Combined, the evidence supporting the New York Times article consists of a non-scientific sample of 10 hospitals and some non-specific, anecdotal claims from confidential trial testimony. Moreover, these samples overwhelmingly say that the providers do, in fact, routinely discount the medical bills of uninsured patients by at least 10 to 30 percent and as much as 100 percent for the poorest patients, although possibly not as much on average as they would discount for those who have insurance. Regulatory uncertainty may contribute to the complexity and opacity of hospital pricing. This evidence does not support the claim that the uninsured pay full provider charges, nor does this evidence support the claim that higher charges imply higher costs to uninsured patients. We need a larger and more representative sample to compare the actual amounts that insured and uninsured patients are billed after discounts and adjustments are made.

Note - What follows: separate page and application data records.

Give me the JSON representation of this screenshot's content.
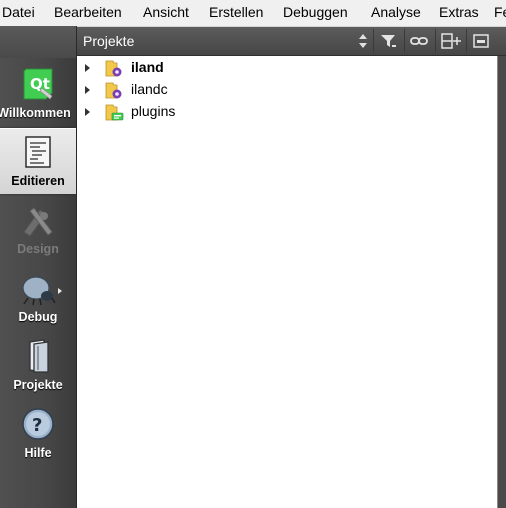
{
  "menubar": {
    "items": [
      "Datei",
      "Bearbeiten",
      "Ansicht",
      "Erstellen",
      "Debuggen",
      "Analyse",
      "Extras",
      "Fe"
    ]
  },
  "modebar": {
    "modes": [
      {
        "label": "Willkommen",
        "icon": "qt-logo-icon",
        "state": "normal"
      },
      {
        "label": "Editieren",
        "icon": "document-edit-icon",
        "state": "active"
      },
      {
        "label": "Design",
        "icon": "design-pencil-icon",
        "state": "disabled"
      },
      {
        "label": "Debug",
        "icon": "bug-icon",
        "state": "normal"
      },
      {
        "label": "Projekte",
        "icon": "projects-folder-icon",
        "state": "normal"
      },
      {
        "label": "Hilfe",
        "icon": "help-icon",
        "state": "normal"
      }
    ]
  },
  "projects_pane": {
    "title": "Projekte",
    "tools": [
      "filter-icon",
      "link-icon",
      "split-icon",
      "close-pane-icon"
    ],
    "tree": [
      {
        "label": "iland",
        "bold": true,
        "icon": "project-folder-icon"
      },
      {
        "label": "ilandc",
        "bold": false,
        "icon": "project-folder-icon"
      },
      {
        "label": "plugins",
        "bold": false,
        "icon": "subdirs-folder-icon"
      }
    ]
  },
  "colors": {
    "modebar_bg": "#474747",
    "active_mode_bg": "#e0e0e0",
    "menubar_bg": "#f0f0f0",
    "qt_green": "#41cd52",
    "folder_yellow": "#f2c84b"
  }
}
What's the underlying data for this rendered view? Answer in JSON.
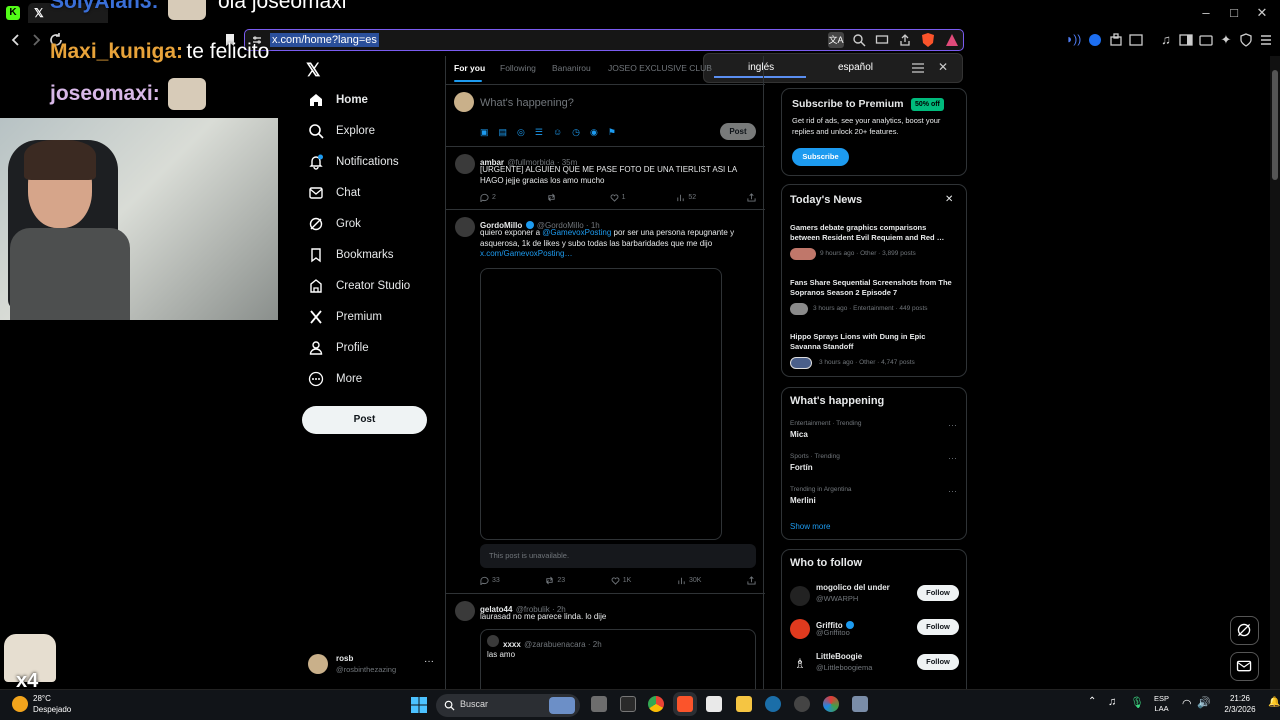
{
  "browser": {
    "url": "x.com/home?lang=es",
    "translate": {
      "lang1": "inglés",
      "lang2": "español"
    }
  },
  "overlay": {
    "chat": [
      {
        "user": "SolyAlan3:",
        "message": "ola joseomaxi",
        "color": "#3a6fd8"
      },
      {
        "user": "Maxi_kuniga:",
        "message": "te felicito",
        "color": "#e8a33a"
      },
      {
        "user": "joseomaxi:",
        "message": "",
        "color": "#d8b8e8"
      }
    ],
    "counter": "x4"
  },
  "nav": {
    "items": [
      {
        "label": "Home",
        "icon": "home-icon"
      },
      {
        "label": "Explore",
        "icon": "search-icon"
      },
      {
        "label": "Notifications",
        "icon": "bell-icon"
      },
      {
        "label": "Chat",
        "icon": "chat-icon"
      },
      {
        "label": "Grok",
        "icon": "grok-icon"
      },
      {
        "label": "Bookmarks",
        "icon": "bookmark-icon"
      },
      {
        "label": "Creator Studio",
        "icon": "creator-icon"
      },
      {
        "label": "Premium",
        "icon": "x-icon"
      },
      {
        "label": "Profile",
        "icon": "person-icon"
      },
      {
        "label": "More",
        "icon": "more-icon"
      }
    ],
    "post_button": "Post",
    "account": {
      "name": "rosb",
      "handle": "@rosbinthezazing"
    }
  },
  "feed": {
    "tabs": [
      "For you",
      "Following",
      "Bananirou",
      "JOSEO EXCLUSIVE CLUB"
    ],
    "composer_placeholder": "What's happening?",
    "composer_post": "Post",
    "posts": [
      {
        "name": "ambar",
        "handle": "@fullmorbida · 35m",
        "text": "[URGENTE] ALGUIEN QUE ME PASE FOTO DE UNA TIERLIST ASI LA HAGO jejje gracias los amo mucho",
        "replies": "2",
        "reposts": "",
        "likes": "1",
        "views": "52"
      },
      {
        "name": "GordoMillo",
        "handle": "@GordoMillo · 1h",
        "text_pre": "quiero exponer a ",
        "mention": "@GamevoxPosting",
        "text_post": " por ser una persona repugnante y asquerosa, 1k de likes y subo todas las barbaridades que me dijo",
        "link": "x.com/GamevoxPosting…",
        "unavailable": "This post is unavailable.",
        "replies": "33",
        "reposts": "23",
        "likes": "1K",
        "views": "30K"
      },
      {
        "name": "gelato44",
        "handle": "@frobulik · 2h",
        "text": "laurasad no me parece linda. lo dije",
        "quote": {
          "name": "xxxx",
          "handle": "@zarabuenacara · 2h",
          "text": "las amo"
        }
      }
    ]
  },
  "premium": {
    "title": "Subscribe to Premium",
    "badge": "50% off",
    "text": "Get rid of ads, see your analytics, boost your replies and unlock 20+ features.",
    "button": "Subscribe"
  },
  "news": {
    "title": "Today's News",
    "items": [
      {
        "title": "Gamers debate graphics comparisons between Resident Evil Requiem and Red …",
        "meta": "9 hours ago · Other · 3,899 posts"
      },
      {
        "title": "Fans Share Sequential Screenshots from The Sopranos Season 2 Episode 7",
        "meta": "3 hours ago · Entertainment · 449 posts"
      },
      {
        "title": "Hippo Sprays Lions with Dung in Epic Savanna Standoff",
        "meta": "3 hours ago · Other · 4,747 posts"
      }
    ]
  },
  "happening": {
    "title": "What's happening",
    "items": [
      {
        "category": "Entertainment · Trending",
        "name": "Mica"
      },
      {
        "category": "Sports · Trending",
        "name": "Fortín"
      },
      {
        "category": "Trending in Argentina",
        "name": "Merlini"
      }
    ],
    "show_more": "Show more"
  },
  "who_to_follow": {
    "title": "Who to follow",
    "items": [
      {
        "name": "mogolico del under",
        "handle": "@WWARPH",
        "verified": false
      },
      {
        "name": "Griffito",
        "handle": "@Griffitoo",
        "verified": true
      },
      {
        "name": "LittleBoogie",
        "handle": "@Littleboogiema",
        "verified": false
      }
    ],
    "button": "Follow"
  },
  "taskbar": {
    "weather_temp": "28°C",
    "weather_desc": "Despejado",
    "search_placeholder": "Buscar",
    "lang": "ESP",
    "lang2": "LAA",
    "time": "21:26",
    "date": "2/3/2026"
  },
  "colors": {
    "accent": "#1d9bf0",
    "border": "#2f3336",
    "muted": "#71767b",
    "premium_badge": "#00ba7c"
  }
}
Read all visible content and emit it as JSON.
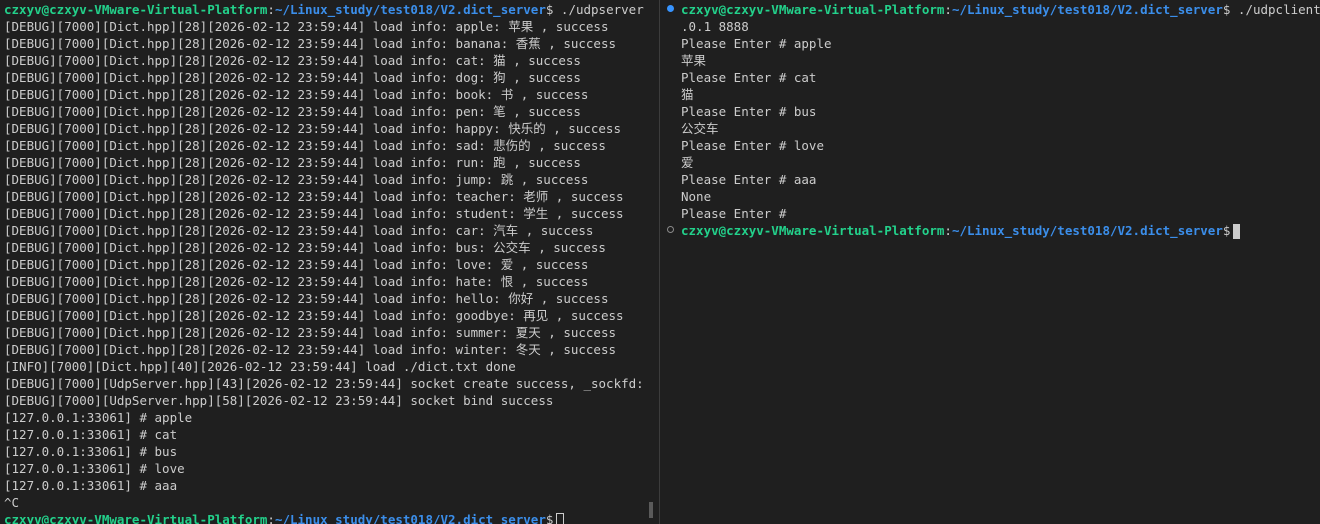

As a final point, I want to note that none of this is criticism of any of the papers I reviewed in pursuit of validating the New York Times and Bai and Anderson's claim about the uninsured paying full charges. Most of these cited papers were not primarily concerned with that claim as a research question, and the fact that they do not offer substantive evidence for this claim should not be taken as a suggestion that they do not offer value on the topics they actually aimed to study.

1. The source offered for the 10 percent figure is this. I did not find that claim in that source, but their data is such that it seems plausible the authors would have been able to calculate this figure. I will assume that Anderson had seen results from that study that did not make it into the final paper. In any case, Prottas (2007) provide similar numbers from—as far as I can tell—independent sources.

2. It's not clear to me what interviews the author is describing—the paper did not contain any description of interview data collection. However, one of the papers they cite, also from the Commonwealth Fund, did conduct interview surveys of hospitals—with only 4 respondents—that offered results fitting this description. They also cite this paper, which describes surveys of "a half dozen" hospitals.

3. The high prevalence of hospital billing errors, of course, are a similarly notorious and poorly sourced claim.

4. Note: all providers in each of these papers that surveyed providers did have programs that collected patient's income information and, if they were eligible, helped them enroll in public assistance programs such as medicaid and medicare. Only one of the hospitals surveyed used this information to automatically refer low-income patients who did not qualify for a public program to the hospital's discount programs. Whether the lack of automatic discounts represents a deliberate attempt to gouge patients or is merely an institutional failure, this could be a basis for the widespread perception that uninsured patients have to pay full charges for healthcare.

Lord 6/16/2015 06:27:00 PM
I think it is more, uninsured cross subsidizing other uninsured, billing charged rates and negotiating after, though some require cash up front forestalling negotiation but possibly discounted.